Is ferrotyping worth doing on modern glossy fiber paper?greenspun.com : LUSENET : Large format photography : One Thread
Is ferrotyping worth doing on modern glossy fiber paper? Is there a source for information and supplies?
-- Jerry Cunningham (email@example.com), November 01, 2000
i dont know anyone who ferrotypes fiber-base paper. air-dried glossy fiber base paper seems to be the standard method of presenting b/w materials.
-- jnorman (firstname.lastname@example.org), November 01, 2000.
Hi Jerry, I think it's worth experimenting with. Try it and see what you think. I found it a tricky process to master, or it's easier said than done. It's cheap. I tried it with an old ferrotyping plate (which was less than optimal, you really need a scratchless plate/plate with no scratches, and I don't know where to get one), and I got a recipe from someone on this forum, I think. And I found out the hard way you can only do it on real paper, no RC. Start with water and photoflow, flop it face down wet, and squish out the excess water from rubbing the back of the photo. Then walk away. When it is done, it will pop off. Then you will get a general impression of what it looks like. That's more or less a starting point.
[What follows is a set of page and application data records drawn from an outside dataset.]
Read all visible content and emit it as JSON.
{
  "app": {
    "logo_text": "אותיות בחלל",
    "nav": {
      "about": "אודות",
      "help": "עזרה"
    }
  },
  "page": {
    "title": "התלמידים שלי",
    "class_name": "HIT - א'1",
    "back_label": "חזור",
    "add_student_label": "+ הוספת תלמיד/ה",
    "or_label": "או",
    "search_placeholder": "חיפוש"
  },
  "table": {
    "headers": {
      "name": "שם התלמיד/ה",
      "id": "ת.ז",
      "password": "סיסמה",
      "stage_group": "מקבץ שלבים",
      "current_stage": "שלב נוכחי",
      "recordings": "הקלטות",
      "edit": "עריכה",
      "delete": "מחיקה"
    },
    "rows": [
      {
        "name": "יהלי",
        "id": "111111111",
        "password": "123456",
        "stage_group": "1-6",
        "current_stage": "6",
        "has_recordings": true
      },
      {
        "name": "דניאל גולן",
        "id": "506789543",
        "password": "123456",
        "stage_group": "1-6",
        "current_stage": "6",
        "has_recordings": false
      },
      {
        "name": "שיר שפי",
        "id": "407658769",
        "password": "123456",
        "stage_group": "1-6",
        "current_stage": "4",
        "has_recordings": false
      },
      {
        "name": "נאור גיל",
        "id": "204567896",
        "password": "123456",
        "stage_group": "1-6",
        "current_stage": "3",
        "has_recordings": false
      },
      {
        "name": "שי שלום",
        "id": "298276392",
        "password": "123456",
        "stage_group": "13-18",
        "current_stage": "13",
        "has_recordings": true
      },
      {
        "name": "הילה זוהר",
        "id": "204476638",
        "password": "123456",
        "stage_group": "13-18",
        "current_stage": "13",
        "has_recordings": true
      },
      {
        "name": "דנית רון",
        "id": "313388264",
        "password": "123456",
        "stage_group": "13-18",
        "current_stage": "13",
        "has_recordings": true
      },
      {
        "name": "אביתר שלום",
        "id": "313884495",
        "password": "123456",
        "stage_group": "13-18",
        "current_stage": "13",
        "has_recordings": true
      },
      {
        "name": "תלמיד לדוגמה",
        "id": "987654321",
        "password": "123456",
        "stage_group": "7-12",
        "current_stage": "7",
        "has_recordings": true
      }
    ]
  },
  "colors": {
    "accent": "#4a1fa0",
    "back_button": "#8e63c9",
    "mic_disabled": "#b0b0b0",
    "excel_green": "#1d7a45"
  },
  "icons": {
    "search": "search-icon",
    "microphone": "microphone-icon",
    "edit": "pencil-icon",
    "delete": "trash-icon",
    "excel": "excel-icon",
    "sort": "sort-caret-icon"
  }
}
Of course once you get into it you'll find it is a little harder to do perfectly, and so if you then decide to go with it, you'll have to get a recipe for the solution and some tips from a pro. Best, David
-- david clark (email@example.com), November 01, 2000.
Don't use a hardening fixer. A piece of blotter-book paper weighted down on the backside will help avoid "Oyster-Shell Effect" (been so long I hope that's what it was called). When the paper dries on the outer edges it tends to pop of of the plate in a circular pattern - leaving rings on the printface.
-- Wayne DeWitt (firstname.lastname@example.org), November 01, 2000.